Ballard was surrounded by nearly 100 people at their announcement — competing on workout contests, crossing their fingers for a raffle ticket win and sharing hopes for their future at Chin-Up’s official open house. As they watched what was once a dream come to fruition, Ballard grinned from ear to ear on the second floor of their gym, a warehouse space in the Santa Fe Arts District.
“I know how being in a regular gym feels and it sucks a lot of the time,” Ballard said. “I would like to see as many people from the community as possible feel safe and at-home here.”
Ballard said having trainers who understand life for transgender and nonbinary people experiencing gender dysphoria is a vital step to helping people feel at-home in their bodies.
“I think it’s something we’ve all kind of experienced at one point or another where you’re just not living in your body,” Ballard said. “I want people to come here and feel good.”
The four personal trainers at Chin-Up offer small class sizes to ensure people feel comfortable and can get essential guidance when trying new movements. While Ballard hopes to outgrow the current space, they plan to keep classes small as part of the gym’s core mission.
“I think a lot of times, when I’ve attempted to go to gyms before, it’s a very male-dominated space and there’s a lot of expectation to know what you’re doing,” said Katie Stonehouse, who trains with Ballard at Chin-Up. “I’ve always been a little disassociated from my body and recently, I’ve grown in connection to my body.”
Meghan Nelson — owner of VIBE Gym and Wellness Collective — shared a similar origin story to Ballard and Ellis.
Nelson worked as a personal trainer for years and continued to hear nightmare stories from her female and gender non-conforming clients. Favoritism and sexual harassment were rampant, and many women who had children could not attend gyms because finding child care was too expensive.
“I was hearing so many people having negative experiences in traditional co-ed gym environments,” Nelson said. “There was obviously a need for people, especially women and trans people, that just don’t feel comfortable or sometimes even safe in traditional gym spaces.”
Nelson surveyed 10,000 gym-goers in Denver. The results highlighted a need for gyms with child care, flexible hours and classes geared towards groups other than cisgender men.
“We’ve really been able to curate this space for our demographic rather than it being a catch-all for anyone and everyone,” Nelson said.
VIBE offers free child care during a parent’s workout, which Nelson said has helped make exercise more accessible to many.
“A lot of times, parents end up really losing out on self care because they don’t have child care so they can’t come in,” Nelson said. “The free child care is huge for accessibility.”
Talia Visco, a physical therapist who has worked with Ballard, said creating stigma-free gyms is vital to spread a message that exercise is for everyone.
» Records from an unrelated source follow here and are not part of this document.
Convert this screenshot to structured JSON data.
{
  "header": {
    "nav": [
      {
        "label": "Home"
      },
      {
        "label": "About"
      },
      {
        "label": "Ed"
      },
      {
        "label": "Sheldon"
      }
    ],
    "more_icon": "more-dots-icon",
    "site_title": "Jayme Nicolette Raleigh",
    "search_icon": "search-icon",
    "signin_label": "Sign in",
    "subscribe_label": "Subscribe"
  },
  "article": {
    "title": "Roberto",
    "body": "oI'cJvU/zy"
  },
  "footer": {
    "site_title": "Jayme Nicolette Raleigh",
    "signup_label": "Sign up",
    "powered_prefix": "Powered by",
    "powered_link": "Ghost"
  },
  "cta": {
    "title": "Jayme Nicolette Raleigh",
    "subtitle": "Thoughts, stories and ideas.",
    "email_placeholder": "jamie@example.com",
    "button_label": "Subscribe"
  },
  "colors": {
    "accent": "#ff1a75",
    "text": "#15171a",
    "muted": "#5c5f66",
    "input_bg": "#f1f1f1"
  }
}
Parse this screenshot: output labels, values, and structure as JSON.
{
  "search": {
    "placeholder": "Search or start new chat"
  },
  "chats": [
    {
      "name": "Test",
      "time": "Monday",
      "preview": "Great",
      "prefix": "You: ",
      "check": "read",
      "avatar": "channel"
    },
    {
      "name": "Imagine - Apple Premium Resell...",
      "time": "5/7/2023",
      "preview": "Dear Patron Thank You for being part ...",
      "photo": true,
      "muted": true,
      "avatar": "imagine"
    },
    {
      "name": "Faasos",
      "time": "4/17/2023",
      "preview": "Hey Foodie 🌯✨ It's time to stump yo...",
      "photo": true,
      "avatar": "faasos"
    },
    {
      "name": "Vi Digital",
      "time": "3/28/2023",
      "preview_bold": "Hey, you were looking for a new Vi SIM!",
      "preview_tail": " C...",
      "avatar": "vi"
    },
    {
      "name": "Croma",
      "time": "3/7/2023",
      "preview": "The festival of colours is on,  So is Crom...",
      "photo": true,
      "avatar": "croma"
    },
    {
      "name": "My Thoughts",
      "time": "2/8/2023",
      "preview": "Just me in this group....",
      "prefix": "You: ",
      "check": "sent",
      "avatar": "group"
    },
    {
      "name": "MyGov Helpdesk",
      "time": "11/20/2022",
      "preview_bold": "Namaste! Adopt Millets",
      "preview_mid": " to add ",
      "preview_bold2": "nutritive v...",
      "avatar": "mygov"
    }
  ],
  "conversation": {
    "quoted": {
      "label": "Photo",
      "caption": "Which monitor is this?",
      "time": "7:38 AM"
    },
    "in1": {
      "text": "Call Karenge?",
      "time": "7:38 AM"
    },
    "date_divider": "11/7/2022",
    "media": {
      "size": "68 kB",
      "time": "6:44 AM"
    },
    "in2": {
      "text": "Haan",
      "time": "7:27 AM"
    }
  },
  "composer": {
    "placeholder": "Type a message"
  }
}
“I think millennials were some of the first women to prioritize that being a strong woman is normalized and important,” Visco said. “For me, having a space that perpetuates that, where working out isn’t just about being skinny, it’s about being strong and helping build a community, is really important.”
Alison Berg is a reporter at Rocky Mountain PBS. Alisonberg@rmpbs.org.